_BRIEF_
In the data below, find every line with the word "tray" and copy it out.

[Start of Attachment]

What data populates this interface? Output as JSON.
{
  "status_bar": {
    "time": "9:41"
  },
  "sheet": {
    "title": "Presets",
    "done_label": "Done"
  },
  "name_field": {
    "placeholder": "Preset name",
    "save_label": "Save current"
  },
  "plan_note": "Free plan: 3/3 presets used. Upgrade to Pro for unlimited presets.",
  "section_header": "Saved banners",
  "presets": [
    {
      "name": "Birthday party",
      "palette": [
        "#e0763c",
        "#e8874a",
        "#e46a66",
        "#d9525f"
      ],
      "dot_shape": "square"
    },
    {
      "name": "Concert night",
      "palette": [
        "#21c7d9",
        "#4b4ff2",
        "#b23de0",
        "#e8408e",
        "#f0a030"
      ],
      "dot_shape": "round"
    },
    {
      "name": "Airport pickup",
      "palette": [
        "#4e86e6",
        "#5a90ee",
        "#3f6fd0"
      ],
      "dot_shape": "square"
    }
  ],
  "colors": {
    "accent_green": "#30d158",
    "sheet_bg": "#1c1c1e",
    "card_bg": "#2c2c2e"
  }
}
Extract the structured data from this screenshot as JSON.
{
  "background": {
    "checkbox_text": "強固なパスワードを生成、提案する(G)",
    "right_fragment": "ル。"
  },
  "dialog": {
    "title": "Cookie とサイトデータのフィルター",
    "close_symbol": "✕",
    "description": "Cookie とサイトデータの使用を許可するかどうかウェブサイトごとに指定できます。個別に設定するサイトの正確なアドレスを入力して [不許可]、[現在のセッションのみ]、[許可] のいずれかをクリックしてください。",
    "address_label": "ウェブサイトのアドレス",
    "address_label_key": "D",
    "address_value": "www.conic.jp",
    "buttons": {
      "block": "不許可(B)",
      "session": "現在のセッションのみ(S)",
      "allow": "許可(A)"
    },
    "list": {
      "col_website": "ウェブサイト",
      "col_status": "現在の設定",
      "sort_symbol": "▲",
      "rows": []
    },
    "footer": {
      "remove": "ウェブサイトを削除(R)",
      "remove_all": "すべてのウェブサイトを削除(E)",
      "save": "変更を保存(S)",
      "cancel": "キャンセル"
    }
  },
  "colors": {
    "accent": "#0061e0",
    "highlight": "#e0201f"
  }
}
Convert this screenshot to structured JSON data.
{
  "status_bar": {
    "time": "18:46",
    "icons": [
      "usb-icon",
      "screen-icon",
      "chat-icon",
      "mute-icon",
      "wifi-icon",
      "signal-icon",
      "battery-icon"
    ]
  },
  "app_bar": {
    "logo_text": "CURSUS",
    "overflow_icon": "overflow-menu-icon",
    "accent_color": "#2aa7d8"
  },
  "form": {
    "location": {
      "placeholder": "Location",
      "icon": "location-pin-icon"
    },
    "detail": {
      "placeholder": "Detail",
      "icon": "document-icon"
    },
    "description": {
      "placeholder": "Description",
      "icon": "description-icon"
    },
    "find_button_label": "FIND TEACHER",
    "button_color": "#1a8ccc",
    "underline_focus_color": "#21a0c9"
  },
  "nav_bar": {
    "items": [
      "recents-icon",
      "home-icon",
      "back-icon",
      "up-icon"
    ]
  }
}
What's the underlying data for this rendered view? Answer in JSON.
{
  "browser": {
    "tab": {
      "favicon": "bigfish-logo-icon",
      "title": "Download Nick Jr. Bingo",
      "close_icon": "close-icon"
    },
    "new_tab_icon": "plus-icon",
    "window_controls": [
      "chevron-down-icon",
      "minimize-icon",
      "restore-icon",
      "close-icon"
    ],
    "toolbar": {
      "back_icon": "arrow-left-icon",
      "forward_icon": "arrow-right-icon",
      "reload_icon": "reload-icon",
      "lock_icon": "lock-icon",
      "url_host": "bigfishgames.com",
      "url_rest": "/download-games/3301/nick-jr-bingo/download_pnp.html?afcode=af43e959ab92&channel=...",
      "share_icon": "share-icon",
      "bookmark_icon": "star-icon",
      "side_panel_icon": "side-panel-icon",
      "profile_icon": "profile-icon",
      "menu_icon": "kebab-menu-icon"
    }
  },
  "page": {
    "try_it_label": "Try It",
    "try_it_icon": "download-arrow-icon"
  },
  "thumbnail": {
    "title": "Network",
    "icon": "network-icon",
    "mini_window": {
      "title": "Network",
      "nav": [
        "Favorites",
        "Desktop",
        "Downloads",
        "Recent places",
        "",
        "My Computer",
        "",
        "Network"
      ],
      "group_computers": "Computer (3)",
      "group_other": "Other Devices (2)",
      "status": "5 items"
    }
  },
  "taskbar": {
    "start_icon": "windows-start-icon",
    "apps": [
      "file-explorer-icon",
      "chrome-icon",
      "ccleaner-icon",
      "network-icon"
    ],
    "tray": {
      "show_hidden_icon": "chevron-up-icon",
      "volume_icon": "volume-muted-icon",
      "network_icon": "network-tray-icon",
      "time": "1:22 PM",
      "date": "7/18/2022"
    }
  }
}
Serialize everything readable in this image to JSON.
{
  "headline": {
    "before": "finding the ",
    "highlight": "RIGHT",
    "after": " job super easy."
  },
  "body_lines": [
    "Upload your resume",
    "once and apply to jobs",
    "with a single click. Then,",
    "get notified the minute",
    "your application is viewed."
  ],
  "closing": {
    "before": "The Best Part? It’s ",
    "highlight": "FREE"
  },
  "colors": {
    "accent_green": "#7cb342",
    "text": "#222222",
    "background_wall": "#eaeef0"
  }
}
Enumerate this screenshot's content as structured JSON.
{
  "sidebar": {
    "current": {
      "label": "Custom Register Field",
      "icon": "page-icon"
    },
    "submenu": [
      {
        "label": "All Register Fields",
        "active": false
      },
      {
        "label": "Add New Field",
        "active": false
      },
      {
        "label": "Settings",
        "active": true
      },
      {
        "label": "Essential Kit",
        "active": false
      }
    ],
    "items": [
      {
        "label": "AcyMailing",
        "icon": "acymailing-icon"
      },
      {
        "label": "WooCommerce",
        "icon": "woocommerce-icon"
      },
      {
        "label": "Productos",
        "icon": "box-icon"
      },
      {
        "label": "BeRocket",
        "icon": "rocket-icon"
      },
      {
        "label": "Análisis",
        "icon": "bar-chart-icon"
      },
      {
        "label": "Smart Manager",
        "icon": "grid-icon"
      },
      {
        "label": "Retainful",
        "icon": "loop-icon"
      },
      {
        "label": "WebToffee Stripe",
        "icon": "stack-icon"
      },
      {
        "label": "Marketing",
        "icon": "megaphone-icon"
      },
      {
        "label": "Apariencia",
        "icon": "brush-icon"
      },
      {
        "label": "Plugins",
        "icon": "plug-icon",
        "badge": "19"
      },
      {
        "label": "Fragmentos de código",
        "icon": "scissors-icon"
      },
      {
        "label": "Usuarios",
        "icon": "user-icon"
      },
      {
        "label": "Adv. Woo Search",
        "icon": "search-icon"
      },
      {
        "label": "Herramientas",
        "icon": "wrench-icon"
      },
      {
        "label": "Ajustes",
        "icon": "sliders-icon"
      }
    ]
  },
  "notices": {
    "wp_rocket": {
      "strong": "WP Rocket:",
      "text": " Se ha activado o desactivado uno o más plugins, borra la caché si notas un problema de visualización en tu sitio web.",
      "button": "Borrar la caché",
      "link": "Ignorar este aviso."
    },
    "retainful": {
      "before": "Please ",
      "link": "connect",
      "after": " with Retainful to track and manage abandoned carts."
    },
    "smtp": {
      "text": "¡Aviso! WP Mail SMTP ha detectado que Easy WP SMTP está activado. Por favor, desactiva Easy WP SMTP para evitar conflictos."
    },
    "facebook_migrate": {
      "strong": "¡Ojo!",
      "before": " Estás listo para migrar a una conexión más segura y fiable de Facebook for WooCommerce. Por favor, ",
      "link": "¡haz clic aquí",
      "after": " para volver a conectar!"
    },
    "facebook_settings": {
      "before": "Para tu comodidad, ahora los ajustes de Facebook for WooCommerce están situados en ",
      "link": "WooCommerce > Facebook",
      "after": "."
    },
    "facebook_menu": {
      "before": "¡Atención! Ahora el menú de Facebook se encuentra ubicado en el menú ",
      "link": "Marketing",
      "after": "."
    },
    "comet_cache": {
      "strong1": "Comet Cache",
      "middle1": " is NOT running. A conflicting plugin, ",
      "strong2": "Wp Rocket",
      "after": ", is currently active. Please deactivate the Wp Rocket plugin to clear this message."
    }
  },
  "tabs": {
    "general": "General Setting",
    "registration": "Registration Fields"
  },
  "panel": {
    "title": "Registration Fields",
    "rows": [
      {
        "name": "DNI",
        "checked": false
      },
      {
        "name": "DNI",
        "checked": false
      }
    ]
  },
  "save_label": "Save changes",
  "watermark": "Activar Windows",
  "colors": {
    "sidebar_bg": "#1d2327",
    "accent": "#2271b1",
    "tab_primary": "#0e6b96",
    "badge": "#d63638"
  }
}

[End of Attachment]

_TASK SOLUTION_
    "tray": {
      "network_icon": "network-tray-icon",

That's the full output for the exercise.